Jackson was originally set to serve as executive producer on the films, but stepped in following Del Toro’s departure. We’re all for his taking over, even if his post-LOTR projects, including King Kong and The Lovely Bones, haven’t exactly proven impressive.
Now to explain The Hobbit‘s story with music, here’s Leonard Nimoy:
5. It’s strange to say this after thinking otherwise for most of our lives, but we wouldn’t trade places with Eric Stoltz right now. The 25th anniversary home video releases of the Back To the Future trilogy include featurettes explaining why the young Stoltz, originally cast as Marty McFly, was replaced after five weeks by Michael J. Fox – in short, because he wasn’t funny enough. As if that weren’t bad enough, Stoltz’s current project, the Syfy-produced Battlestar Galactica prequel series Caprica, was just pulled from the network’s schedule for lack of ratings.
The clip below includes footage from his work on Back to the Future:
Keep your chin up, Mr. Stoltz.
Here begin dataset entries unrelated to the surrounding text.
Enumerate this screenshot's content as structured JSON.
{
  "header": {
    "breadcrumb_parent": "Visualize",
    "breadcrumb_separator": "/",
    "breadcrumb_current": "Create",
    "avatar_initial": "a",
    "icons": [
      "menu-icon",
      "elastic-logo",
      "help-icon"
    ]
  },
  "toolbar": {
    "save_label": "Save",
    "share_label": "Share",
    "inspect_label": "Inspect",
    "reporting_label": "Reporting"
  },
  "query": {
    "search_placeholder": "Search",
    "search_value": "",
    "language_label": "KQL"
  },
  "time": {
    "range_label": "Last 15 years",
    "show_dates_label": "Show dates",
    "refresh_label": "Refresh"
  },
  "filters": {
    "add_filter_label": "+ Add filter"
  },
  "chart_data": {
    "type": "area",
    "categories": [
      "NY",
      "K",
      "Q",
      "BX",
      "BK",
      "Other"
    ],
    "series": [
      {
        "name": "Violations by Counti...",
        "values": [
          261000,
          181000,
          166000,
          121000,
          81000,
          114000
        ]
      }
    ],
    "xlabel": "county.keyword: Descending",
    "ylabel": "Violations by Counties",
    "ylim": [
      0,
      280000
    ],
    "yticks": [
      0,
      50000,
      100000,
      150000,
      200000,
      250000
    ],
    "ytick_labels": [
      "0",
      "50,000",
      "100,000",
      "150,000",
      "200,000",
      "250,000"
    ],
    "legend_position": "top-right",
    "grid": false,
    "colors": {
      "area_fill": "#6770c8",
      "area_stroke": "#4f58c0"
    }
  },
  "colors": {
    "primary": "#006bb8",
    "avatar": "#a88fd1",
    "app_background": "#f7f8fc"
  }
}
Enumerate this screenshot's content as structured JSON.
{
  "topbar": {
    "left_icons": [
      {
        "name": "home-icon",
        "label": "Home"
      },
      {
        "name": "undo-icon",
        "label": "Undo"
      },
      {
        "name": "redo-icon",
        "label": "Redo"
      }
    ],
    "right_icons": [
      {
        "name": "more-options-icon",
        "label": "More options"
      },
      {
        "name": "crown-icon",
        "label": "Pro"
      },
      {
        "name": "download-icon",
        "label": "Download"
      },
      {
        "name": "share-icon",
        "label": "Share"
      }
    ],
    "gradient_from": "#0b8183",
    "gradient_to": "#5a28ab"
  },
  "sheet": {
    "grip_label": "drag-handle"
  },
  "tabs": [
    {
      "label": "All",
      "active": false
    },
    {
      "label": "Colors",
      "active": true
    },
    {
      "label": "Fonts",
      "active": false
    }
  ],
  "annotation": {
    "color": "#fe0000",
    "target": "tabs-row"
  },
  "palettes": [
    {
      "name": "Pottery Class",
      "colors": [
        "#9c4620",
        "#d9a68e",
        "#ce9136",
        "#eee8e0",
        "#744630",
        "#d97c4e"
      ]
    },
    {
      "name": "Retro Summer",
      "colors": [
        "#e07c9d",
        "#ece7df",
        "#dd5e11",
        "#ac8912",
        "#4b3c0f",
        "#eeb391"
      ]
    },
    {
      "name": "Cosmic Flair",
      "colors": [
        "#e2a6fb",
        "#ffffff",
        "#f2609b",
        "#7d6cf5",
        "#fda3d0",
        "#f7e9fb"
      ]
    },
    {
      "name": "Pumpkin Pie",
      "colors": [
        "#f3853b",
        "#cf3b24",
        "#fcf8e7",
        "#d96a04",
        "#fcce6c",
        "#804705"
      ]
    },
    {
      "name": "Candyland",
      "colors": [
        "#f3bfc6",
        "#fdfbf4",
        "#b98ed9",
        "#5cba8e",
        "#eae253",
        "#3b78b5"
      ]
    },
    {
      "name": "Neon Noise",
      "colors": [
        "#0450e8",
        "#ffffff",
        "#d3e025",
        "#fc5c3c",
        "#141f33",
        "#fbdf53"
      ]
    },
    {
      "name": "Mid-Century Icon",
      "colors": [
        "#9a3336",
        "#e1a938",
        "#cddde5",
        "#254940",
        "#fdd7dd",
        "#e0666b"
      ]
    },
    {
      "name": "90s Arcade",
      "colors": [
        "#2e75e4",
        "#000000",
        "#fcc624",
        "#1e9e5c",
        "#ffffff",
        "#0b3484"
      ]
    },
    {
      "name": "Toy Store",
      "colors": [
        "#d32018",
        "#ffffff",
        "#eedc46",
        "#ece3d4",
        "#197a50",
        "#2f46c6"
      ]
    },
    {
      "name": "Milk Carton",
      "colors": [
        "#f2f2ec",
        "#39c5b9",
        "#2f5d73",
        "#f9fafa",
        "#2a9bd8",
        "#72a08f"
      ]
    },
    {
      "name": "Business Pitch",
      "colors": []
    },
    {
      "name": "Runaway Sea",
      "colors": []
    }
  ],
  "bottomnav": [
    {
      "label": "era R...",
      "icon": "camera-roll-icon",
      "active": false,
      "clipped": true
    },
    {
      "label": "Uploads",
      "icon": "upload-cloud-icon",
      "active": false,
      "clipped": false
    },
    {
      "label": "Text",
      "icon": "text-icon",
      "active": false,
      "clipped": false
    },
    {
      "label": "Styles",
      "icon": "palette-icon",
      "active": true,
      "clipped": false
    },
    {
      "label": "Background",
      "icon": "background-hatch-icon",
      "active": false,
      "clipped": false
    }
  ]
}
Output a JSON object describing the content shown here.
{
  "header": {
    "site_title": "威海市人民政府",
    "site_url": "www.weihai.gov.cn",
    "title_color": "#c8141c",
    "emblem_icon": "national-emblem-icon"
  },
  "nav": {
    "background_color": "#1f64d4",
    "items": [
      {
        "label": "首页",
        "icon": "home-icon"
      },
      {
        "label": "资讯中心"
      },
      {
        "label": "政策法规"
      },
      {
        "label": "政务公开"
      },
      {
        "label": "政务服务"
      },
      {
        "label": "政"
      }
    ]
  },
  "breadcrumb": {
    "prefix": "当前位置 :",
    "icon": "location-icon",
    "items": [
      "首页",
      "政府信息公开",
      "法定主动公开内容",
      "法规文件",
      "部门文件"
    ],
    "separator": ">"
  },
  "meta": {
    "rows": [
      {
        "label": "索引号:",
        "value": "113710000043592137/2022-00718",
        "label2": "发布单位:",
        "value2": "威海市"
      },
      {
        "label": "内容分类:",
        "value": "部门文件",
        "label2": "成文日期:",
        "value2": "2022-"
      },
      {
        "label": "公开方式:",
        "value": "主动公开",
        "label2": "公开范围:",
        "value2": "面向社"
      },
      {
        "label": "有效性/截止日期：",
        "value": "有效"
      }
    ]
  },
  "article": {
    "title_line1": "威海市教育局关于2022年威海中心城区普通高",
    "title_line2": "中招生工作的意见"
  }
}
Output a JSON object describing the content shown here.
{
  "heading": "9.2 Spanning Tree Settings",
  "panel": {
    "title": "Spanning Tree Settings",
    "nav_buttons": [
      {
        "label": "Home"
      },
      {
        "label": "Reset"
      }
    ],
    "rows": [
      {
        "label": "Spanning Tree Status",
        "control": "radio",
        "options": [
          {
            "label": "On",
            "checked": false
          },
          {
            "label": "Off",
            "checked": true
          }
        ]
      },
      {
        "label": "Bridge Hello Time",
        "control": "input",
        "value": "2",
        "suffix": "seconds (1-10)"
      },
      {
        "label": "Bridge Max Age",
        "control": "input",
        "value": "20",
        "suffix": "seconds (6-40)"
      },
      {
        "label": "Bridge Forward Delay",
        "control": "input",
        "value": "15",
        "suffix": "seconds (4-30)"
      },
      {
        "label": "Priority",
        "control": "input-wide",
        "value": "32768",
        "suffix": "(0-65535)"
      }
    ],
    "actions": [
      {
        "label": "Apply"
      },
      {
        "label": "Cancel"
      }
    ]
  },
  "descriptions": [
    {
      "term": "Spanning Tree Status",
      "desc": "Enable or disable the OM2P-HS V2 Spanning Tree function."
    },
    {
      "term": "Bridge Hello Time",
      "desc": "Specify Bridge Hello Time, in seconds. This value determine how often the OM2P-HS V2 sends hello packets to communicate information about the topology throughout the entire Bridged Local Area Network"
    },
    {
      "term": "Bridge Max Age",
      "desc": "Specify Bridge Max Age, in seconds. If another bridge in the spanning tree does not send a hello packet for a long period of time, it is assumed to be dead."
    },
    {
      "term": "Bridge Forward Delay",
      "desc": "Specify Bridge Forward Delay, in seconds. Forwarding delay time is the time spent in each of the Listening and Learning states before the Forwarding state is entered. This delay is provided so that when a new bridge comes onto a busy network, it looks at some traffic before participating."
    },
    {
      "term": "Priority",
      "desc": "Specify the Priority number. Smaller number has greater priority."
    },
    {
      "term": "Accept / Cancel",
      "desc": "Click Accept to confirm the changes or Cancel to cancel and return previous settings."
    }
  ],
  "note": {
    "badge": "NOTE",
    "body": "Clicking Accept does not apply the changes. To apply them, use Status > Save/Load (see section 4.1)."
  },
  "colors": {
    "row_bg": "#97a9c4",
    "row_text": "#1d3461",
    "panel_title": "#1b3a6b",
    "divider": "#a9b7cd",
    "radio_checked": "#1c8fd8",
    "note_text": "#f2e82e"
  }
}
6. Another, less famous relic of the 80s also celebrated its silver anniversary as Rock & Rule arrived on Blu-Ray and DVD at the end of September. Set in a postapocalyptic society in which evolved household pets have replaced people, the story centers around a struggling rock band brought into the machinations of a satanic rock star (with the awesome, probably legally actionable name Mok Swagger) intent on raising a demon to Earth.
The soundtrack includes original songs by Iggy Pop, Deborah Harry, Lou Reed, and Earth, Wind, and Fire, with Paul LeMat and Catherine O’Hara also supplying vocal talent. Produced by Nelvana – the studio responsible for the Star Wars spinoffs Droids and Ewoks - the film nevertheless belongs in the same 80s adult cartoon subgenre that includes Heavy Metal and Watership Down.
7. We’re fascinated by the Vault Collection on Turner Classic Movies’ website, which features DVD releases of lesser known films from Warner Brothers, Universal, and RKO studios available on a press-upon-request basis. The WB collection is especially impressive, with hundreds of movies and television shows available from throughout the studio’s history. Even the prices, by and large, remain reasonable, if sometimes perhaps unrealistic. Good stuff for the film buff looking for that maddeningly hard to find DVD, especially with the holidays coming.
8. Finally, we want to end by promising to update more often with more content. Our staff has been pulled in several different directions by various careers and other responsibilities, but it hurts to see the blog languish with a dearth of material (even as our audience grows thanks to some basic SEO techniques deployed in various locations.) Anyway, we’ll be back next week with both some fresh material and a reprise of our drubbing of The Girl Who Played With Fire. Thanks for reading.
- Michael Kabel